Directions >>
Among the entries below, find the lines with the word "icon" and return them.

[Web page and app entries]
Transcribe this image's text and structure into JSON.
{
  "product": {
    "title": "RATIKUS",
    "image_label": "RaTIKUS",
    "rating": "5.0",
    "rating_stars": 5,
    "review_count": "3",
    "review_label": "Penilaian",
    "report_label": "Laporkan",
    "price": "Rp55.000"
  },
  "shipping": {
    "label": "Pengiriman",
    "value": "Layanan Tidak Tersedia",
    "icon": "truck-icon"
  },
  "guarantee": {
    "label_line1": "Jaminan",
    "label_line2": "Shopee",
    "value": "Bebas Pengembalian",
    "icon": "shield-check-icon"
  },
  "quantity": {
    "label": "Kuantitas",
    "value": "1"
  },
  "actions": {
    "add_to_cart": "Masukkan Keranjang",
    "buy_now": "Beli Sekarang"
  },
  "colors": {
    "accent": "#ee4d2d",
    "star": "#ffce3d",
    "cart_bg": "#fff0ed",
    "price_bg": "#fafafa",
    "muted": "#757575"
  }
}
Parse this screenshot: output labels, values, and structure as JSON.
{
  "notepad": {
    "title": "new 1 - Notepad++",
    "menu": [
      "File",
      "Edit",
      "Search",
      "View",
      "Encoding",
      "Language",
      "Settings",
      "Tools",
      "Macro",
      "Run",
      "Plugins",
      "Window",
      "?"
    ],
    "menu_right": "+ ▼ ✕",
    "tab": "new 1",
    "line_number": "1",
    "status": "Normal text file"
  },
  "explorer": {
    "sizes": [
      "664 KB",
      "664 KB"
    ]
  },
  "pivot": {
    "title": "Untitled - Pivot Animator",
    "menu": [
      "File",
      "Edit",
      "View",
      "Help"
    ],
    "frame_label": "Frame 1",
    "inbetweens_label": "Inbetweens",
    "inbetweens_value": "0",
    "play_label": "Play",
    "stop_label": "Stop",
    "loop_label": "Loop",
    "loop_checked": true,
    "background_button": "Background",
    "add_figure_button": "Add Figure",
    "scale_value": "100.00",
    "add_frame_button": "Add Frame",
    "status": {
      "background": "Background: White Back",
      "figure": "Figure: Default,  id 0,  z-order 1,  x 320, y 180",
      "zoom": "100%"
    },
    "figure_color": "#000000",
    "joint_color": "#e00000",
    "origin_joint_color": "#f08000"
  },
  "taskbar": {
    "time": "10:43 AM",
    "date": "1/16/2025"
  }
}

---

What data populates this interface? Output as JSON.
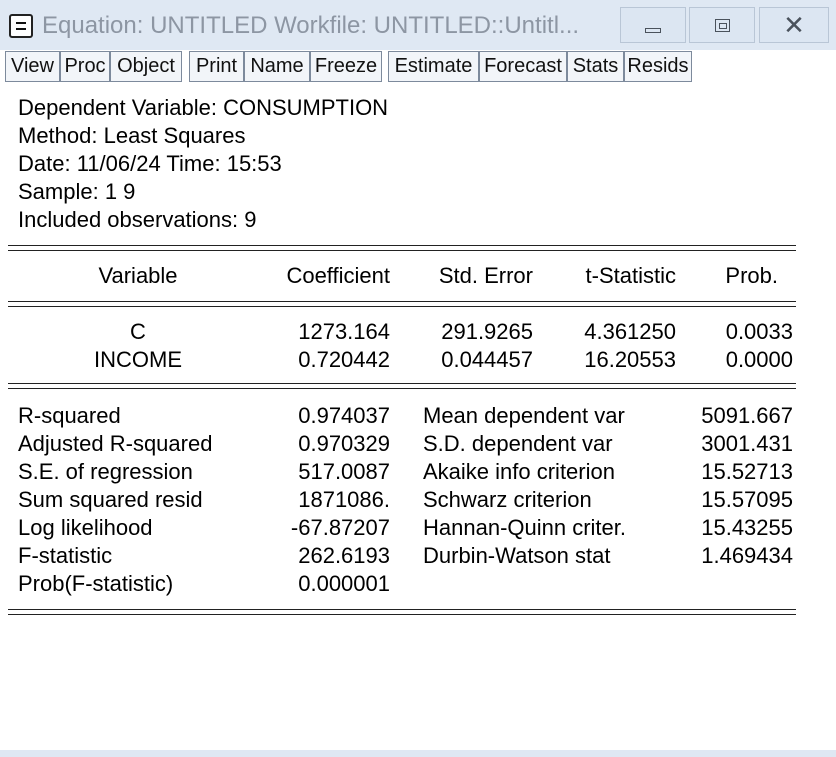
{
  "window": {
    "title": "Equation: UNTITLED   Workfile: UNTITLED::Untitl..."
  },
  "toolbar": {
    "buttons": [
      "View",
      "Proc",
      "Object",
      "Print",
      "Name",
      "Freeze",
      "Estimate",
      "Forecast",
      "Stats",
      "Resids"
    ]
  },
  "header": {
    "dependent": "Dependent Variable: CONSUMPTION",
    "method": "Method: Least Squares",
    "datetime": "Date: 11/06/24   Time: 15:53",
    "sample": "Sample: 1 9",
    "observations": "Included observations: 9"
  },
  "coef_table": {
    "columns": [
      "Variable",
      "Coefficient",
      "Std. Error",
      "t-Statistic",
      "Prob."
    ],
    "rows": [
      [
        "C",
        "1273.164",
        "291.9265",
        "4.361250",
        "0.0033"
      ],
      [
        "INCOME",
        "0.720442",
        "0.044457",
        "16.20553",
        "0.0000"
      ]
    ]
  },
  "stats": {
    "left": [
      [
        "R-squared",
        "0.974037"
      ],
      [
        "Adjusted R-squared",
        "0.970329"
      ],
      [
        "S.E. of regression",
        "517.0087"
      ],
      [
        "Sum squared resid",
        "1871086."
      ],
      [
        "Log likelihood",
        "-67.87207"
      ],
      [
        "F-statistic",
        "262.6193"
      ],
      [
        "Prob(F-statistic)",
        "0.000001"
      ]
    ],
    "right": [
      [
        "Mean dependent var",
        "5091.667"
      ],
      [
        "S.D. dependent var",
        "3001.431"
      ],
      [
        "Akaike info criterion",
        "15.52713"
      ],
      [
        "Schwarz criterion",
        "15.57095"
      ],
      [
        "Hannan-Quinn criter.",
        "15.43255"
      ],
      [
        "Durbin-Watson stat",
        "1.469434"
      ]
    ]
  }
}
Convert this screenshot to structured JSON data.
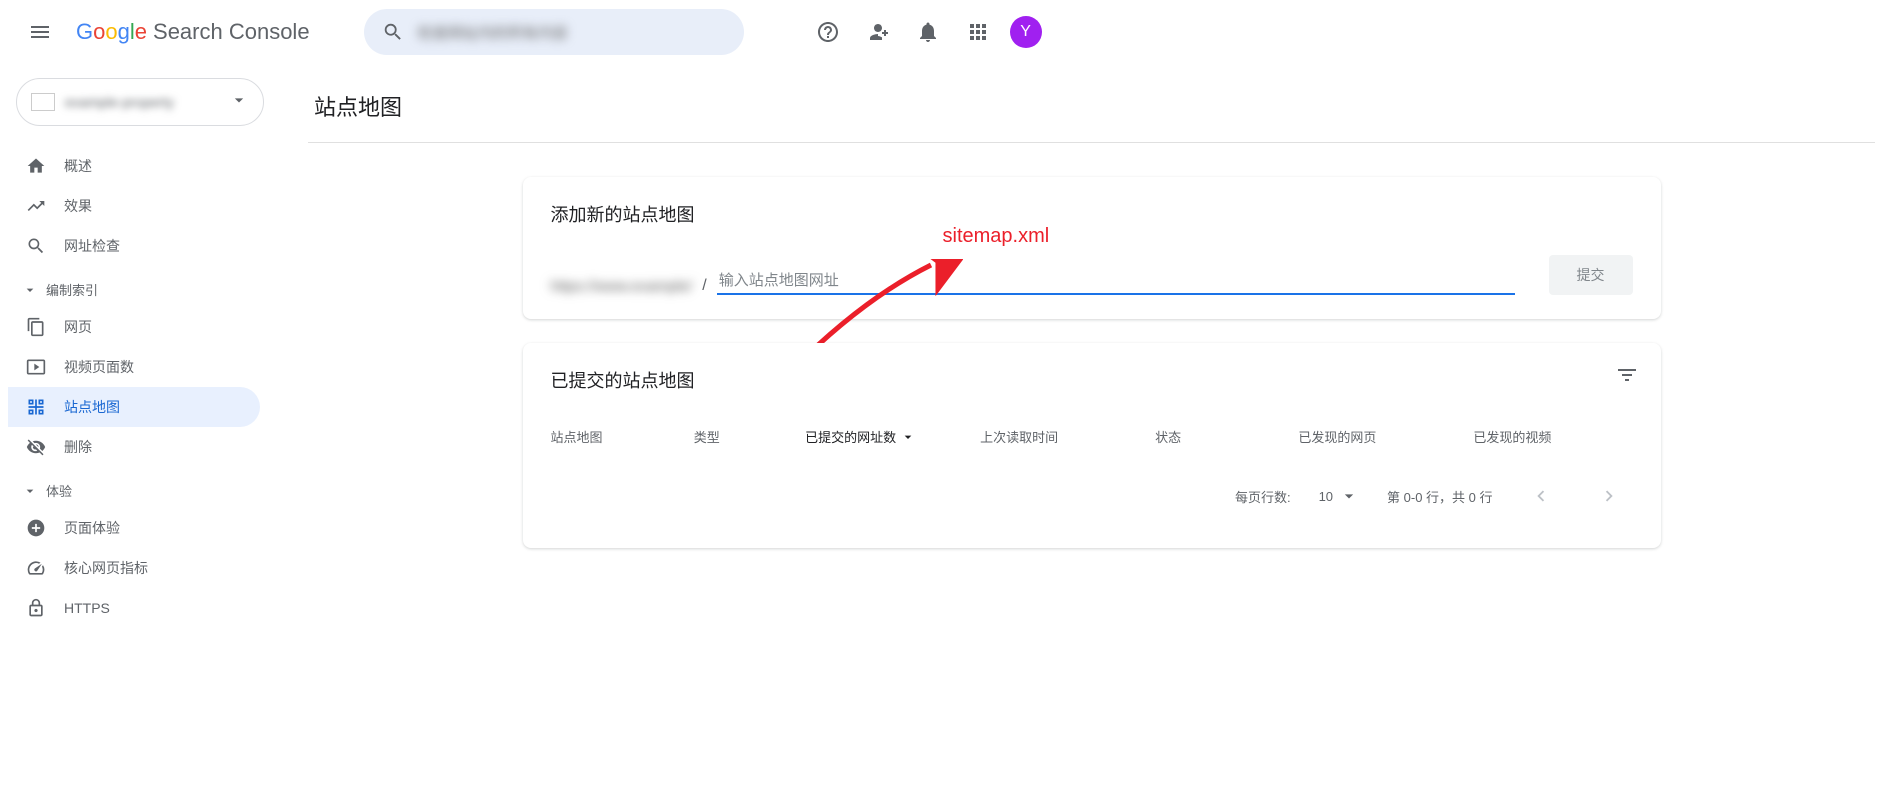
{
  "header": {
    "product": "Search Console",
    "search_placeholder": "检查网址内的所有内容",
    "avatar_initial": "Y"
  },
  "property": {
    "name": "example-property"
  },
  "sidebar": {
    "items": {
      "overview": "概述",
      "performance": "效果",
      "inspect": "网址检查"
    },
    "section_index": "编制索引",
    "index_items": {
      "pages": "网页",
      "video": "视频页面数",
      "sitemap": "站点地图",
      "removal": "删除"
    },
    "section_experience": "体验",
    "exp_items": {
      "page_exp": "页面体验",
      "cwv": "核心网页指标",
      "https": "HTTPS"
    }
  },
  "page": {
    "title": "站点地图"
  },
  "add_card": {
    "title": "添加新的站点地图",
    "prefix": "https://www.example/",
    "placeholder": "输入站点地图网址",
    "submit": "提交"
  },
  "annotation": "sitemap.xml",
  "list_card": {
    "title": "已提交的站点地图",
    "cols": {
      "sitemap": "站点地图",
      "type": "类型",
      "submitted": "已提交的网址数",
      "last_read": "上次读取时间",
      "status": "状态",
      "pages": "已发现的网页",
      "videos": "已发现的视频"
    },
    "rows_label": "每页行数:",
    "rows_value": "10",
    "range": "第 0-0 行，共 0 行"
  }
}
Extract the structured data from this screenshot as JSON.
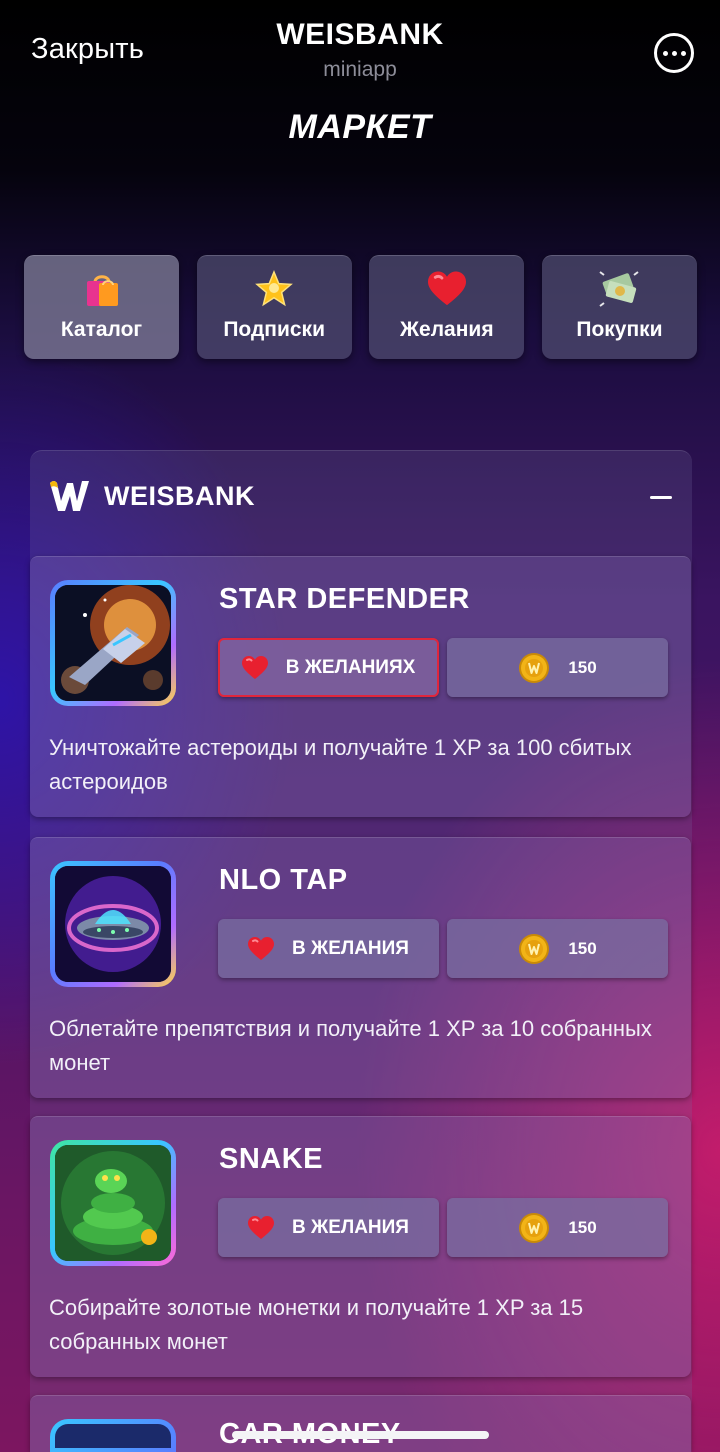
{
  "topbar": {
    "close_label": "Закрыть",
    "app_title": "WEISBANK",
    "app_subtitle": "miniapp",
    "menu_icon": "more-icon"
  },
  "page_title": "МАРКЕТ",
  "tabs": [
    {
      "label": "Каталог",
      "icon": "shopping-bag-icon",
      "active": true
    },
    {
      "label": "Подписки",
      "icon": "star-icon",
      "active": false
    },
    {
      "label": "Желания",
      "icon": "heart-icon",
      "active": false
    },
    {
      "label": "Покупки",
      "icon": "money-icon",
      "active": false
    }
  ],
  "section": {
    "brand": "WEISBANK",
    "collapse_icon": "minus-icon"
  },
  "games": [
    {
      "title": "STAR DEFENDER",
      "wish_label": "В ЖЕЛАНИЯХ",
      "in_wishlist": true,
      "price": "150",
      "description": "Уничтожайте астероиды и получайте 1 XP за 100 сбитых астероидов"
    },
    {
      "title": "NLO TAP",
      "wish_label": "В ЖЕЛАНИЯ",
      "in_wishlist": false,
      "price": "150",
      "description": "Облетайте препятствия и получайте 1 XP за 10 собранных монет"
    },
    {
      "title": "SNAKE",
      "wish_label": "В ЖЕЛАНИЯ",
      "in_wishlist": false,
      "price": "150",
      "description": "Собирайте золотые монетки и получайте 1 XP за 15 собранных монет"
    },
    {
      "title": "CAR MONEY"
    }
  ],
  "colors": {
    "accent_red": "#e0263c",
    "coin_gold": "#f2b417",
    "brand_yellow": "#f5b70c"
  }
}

The answer >>
    "icon": "truck-icon"
    "icon": "shield-check-icon"
    "menu_icon": "more-icon"
      "icon": "shopping-bag-icon",
      "icon": "star-icon",
      "icon": "heart-icon",
      "icon": "money-icon",
    "collapse_icon": "minus-icon"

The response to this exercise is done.